START Exercise inputs

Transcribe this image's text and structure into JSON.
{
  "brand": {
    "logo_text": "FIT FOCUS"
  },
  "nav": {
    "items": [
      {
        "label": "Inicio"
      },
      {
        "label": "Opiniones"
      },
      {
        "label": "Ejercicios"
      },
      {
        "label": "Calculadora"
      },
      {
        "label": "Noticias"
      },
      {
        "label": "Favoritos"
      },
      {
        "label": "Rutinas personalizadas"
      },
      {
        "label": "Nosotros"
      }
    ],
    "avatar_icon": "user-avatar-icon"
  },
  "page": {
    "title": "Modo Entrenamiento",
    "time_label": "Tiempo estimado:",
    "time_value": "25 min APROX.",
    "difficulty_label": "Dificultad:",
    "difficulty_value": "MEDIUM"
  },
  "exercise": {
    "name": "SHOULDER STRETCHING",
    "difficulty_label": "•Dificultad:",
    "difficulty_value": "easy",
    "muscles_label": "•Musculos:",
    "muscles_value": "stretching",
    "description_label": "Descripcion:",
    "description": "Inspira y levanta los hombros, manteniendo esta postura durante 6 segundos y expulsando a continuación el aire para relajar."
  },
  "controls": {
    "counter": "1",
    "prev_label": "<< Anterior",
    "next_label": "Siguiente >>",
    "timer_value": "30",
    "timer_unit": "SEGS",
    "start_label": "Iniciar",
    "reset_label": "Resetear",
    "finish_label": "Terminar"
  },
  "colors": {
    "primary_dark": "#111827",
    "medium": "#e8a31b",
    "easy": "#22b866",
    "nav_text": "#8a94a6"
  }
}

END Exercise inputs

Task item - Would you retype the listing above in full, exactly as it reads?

Written response -
Transcribe this image's text and structure into JSON.
{
  "brand": {
    "logo_text": "FIT FOCUS"
  },
  "nav": {
    "items": [
      {
        "label": "Inicio"
      },
      {
        "label": "Opiniones"
      },
      {
        "label": "Ejercicios"
      },
      {
        "label": "Calculadora"
      },
      {
        "label": "Noticias"
      },
      {
        "label": "Favoritos"
      },
      {
        "label": "Rutinas personalizadas"
      },
      {
        "label": "Nosotros"
      }
    ],
    "avatar_icon": "user-avatar-icon"
  },
  "page": {
    "title": "Modo Entrenamiento",
    "time_label": "Tiempo estimado:",
    "time_value": "25 min APROX.",
    "difficulty_label": "Dificultad:",
    "difficulty_value": "MEDIUM"
  },
  "exercise": {
    "name": "SHOULDER STRETCHING",
    "difficulty_label": "•Dificultad:",
    "difficulty_value": "easy",
    "muscles_label": "•Musculos:",
    "muscles_value": "stretching",
    "description_label": "Descripcion:",
    "description": "Inspira y levanta los hombros, manteniendo esta postura durante 6 segundos y expulsando a continuación el aire para relajar."
  },
  "controls": {
    "counter": "1",
    "prev_label": "<< Anterior",
    "next_label": "Siguiente >>",
    "timer_value": "30",
    "timer_unit": "SEGS",
    "start_label": "Iniciar",
    "reset_label": "Resetear",
    "finish_label": "Terminar"
  },
  "colors": {
    "primary_dark": "#111827",
    "medium": "#e8a31b",
    "easy": "#22b866",
    "nav_text": "#8a94a6"
  }
}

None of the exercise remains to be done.